- _WHAT YOU WILL DO_
Below are some entries; reproduce them exactly and leave every picture out.

- _DATA TO PROCESS_

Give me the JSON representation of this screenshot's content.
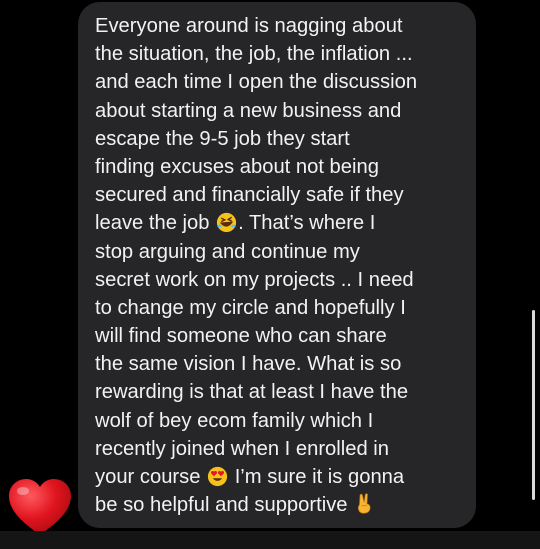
{
  "message": {
    "lines": [
      "Everyone around is nagging about",
      "the situation, the job, the inflation ...",
      "and each time I open the discussion",
      "about starting a new business and",
      "escape the 9-5 job they start",
      "finding excuses about not being",
      "secured and financially safe if they",
      "leave the job",
      ". That’s where I",
      "stop arguing and continue my",
      "secret work on my projects .. I need",
      "to change my circle and hopefully I",
      "will find someone who can share",
      "the same vision I have. What is so",
      "rewarding is that at least I have the",
      "wolf of bey ecom family which I",
      "recently joined when I enrolled in",
      "your course",
      "I’m sure it is gonna",
      "be so helpful and supportive"
    ],
    "emojis": {
      "laugh": "rolling-on-floor-laughing-emoji",
      "love": "heart-eyes-emoji",
      "victory": "victory-hand-emoji"
    }
  },
  "reaction": {
    "icon": "red-heart-icon",
    "color": "#e0141e"
  },
  "colors": {
    "background": "#000000",
    "bubble": "#262628",
    "text": "#f2f2f4"
  }
}
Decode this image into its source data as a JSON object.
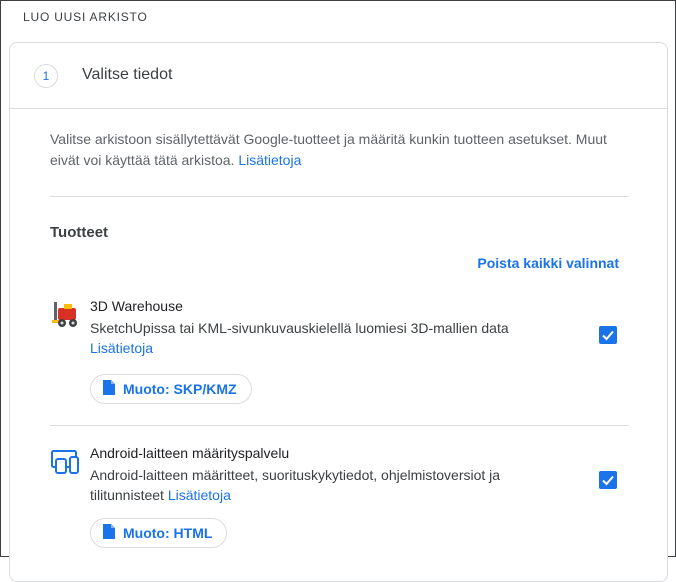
{
  "page": {
    "heading": "LUO UUSI ARKISTO"
  },
  "step": {
    "number": "1",
    "title": "Valitse tiedot"
  },
  "intro": {
    "text": "Valitse arkistoon sisällytettävät Google-tuotteet ja määritä kunkin tuotteen asetukset. Muut eivät voi käyttää tätä arkistoa.",
    "link": "Lisätietoja"
  },
  "products_section": {
    "title": "Tuotteet",
    "deselect_all": "Poista kaikki valinnat",
    "items": [
      {
        "name": "3D Warehouse",
        "description": "SketchUpissa tai KML-sivunkuvauskielellä luomiesi 3D-mallien data",
        "link": "Lisätietoja",
        "checked": true,
        "format_label": "Muoto: SKP/KMZ",
        "icon": "3d-warehouse-icon"
      },
      {
        "name": "Android-laitteen määrityspalvelu",
        "description": "Android-laitteen määritteet, suorituskykytiedot, ohjelmistoversiot ja tilitunnisteet",
        "link": "Lisätietoja",
        "checked": true,
        "format_label": "Muoto: HTML",
        "icon": "android-devices-icon"
      }
    ]
  },
  "colors": {
    "accent": "#1a73e8",
    "divider": "#dadce0",
    "text": "#202124"
  }
}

- _ANSWER BOX_
Give me the JSON representation of this screenshot's content.
{
  "message": {
    "lines": [
      "Everyone around is nagging about",
      "the situation, the job, the inflation ...",
      "and each time I open the discussion",
      "about starting a new business and",
      "escape the 9-5 job they start",
      "finding excuses about not being",
      "secured and financially safe if they",
      "leave the job",
      ". That’s where I",
      "stop arguing and continue my",
      "secret work on my projects .. I need",
      "to change my circle and hopefully I",
      "will find someone who can share",
      "the same vision I have. What is so",
      "rewarding is that at least I have the",
      "wolf of bey ecom family which I",
      "recently joined when I enrolled in",
      "your course",
      "I’m sure it is gonna",
      "be so helpful and supportive"
    ],
    "emojis": {
      "laugh": "rolling-on-floor-laughing-emoji",
      "love": "heart-eyes-emoji",
      "victory": "victory-hand-emoji"
    }
  },
  "reaction": {
    "icon": "red-heart-icon",
    "color": "#e0141e"
  },
  "colors": {
    "background": "#000000",
    "bubble": "#262628",
    "text": "#f2f2f4"
  }
}
Decode this image into its source data as a JSON object.
{
  "page": {
    "heading": "LUO UUSI ARKISTO"
  },
  "step": {
    "number": "1",
    "title": "Valitse tiedot"
  },
  "intro": {
    "text": "Valitse arkistoon sisällytettävät Google-tuotteet ja määritä kunkin tuotteen asetukset. Muut eivät voi käyttää tätä arkistoa.",
    "link": "Lisätietoja"
  },
  "products_section": {
    "title": "Tuotteet",
    "deselect_all": "Poista kaikki valinnat",
    "items": [
      {
        "name": "3D Warehouse",
        "description": "SketchUpissa tai KML-sivunkuvauskielellä luomiesi 3D-mallien data",
        "link": "Lisätietoja",
        "checked": true,
        "format_label": "Muoto: SKP/KMZ",
        "icon": "3d-warehouse-icon"
      },
      {
        "name": "Android-laitteen määrityspalvelu",
        "description": "Android-laitteen määritteet, suorituskykytiedot, ohjelmistoversiot ja tilitunnisteet",
        "link": "Lisätietoja",
        "checked": true,
        "format_label": "Muoto: HTML",
        "icon": "android-devices-icon"
      }
    ]
  },
  "colors": {
    "accent": "#1a73e8",
    "divider": "#dadce0",
    "text": "#202124"
  }
}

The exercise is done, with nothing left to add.